Fresh Christmas Trees Go Digital This Season

Bypass the cold wind and maze of look-a-like Christmas trees and go online to hunt for your ideal pine-needle beauty this season. That's what the staff at Coyote Hills Christmas Tree Farm in Oregon are hoping people will do, and they're serious about the digital shopping experience - even assigning serial numbers to the trees.

Pictures of uncut Christmas trees can be seen online and shoppers can browse through the selection in the comfort of their home or office. The trees are shown still growing in the field and will not be cut until the day they are shipped to ensure the freshest tree possible.

"So you are seeing the actual tree you would be buying, not just a tree off a truck or from a lot," explains Coyote Hills.

In addition to a comfortable shopping experience, the farm highlights that it does not pre-cut Christmas trees to avoid the trees going to waste if they are not sold by the end of the season. Rather, unsold trees will simply continue to grow for the next year.

"This means we are conserving our resources and products," notes the farm.

Paul Krebs, owner of Coyote Hills Tree Farm, points out that buying a real Christmas tree is the way to go for environmentally conscious Americans.

Each acre of Christmas trees provides the daily oxygen for 18 people, according to the Pacific Northwest Christmas Tree Association. With 1 million acres of Christmas tree farms nationwide, this translates into oxygen for 18 million people each day or the equivalent daily oxygen used by twice as many people as the population of Los Angeles County.

Also, Christmas trees are grown as a sustainable crop and take many years of culturing and work before it is brought to the market. In other words, one tree will provide oxygen for many years before it is harvested and displayed in someone's living room.

Even the way the trees are harvested should strike a chord with those concerned about the environment. Most trees are removed from the field by helicopter so tractors and equipment do not disturb the ground during harvest, Krebs explains.

"It also reduces time, getting fresher trees to the market," he adds. "Sustainable agriculture practice and conservative methods are important to virtually all tree farms."

When the holiday season is over, fear not that the trees will end up in landfills. Most major metropolitan areas offer programs to take the Christmas trees and turn them into mulch for playgrounds, gardens, and other landscape needs. Because real trees are 100 percent biodegradable, they do not contribute to landfill and waste management problems.

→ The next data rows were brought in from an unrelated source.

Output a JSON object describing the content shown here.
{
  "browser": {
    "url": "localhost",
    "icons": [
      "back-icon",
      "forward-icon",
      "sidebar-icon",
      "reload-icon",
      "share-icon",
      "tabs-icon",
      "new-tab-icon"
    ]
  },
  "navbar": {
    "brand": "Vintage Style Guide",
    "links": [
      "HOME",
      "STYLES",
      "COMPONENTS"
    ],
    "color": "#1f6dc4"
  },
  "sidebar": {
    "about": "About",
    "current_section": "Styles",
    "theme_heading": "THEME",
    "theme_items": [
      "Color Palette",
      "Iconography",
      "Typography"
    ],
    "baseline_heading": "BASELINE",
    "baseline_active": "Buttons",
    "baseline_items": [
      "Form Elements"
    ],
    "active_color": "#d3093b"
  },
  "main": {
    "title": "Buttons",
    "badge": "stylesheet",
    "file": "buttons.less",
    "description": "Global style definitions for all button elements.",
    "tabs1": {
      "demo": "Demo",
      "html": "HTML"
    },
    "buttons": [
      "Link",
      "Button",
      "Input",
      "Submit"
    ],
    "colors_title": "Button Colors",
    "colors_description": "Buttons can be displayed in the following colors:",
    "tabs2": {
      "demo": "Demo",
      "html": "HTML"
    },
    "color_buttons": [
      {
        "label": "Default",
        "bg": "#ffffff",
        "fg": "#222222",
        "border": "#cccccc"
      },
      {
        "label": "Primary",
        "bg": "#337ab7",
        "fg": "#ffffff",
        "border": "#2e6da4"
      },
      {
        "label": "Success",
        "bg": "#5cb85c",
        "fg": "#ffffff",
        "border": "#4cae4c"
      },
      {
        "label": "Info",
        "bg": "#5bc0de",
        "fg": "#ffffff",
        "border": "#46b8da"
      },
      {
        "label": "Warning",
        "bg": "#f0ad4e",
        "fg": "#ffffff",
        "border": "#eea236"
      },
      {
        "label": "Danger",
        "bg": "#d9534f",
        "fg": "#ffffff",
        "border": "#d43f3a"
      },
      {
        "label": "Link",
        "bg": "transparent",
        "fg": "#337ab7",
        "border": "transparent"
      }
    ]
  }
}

Oregon, where the Coyote Hills Farm is located, supplies roughly 25 percent of the nation's Christmas trees.

On the Web: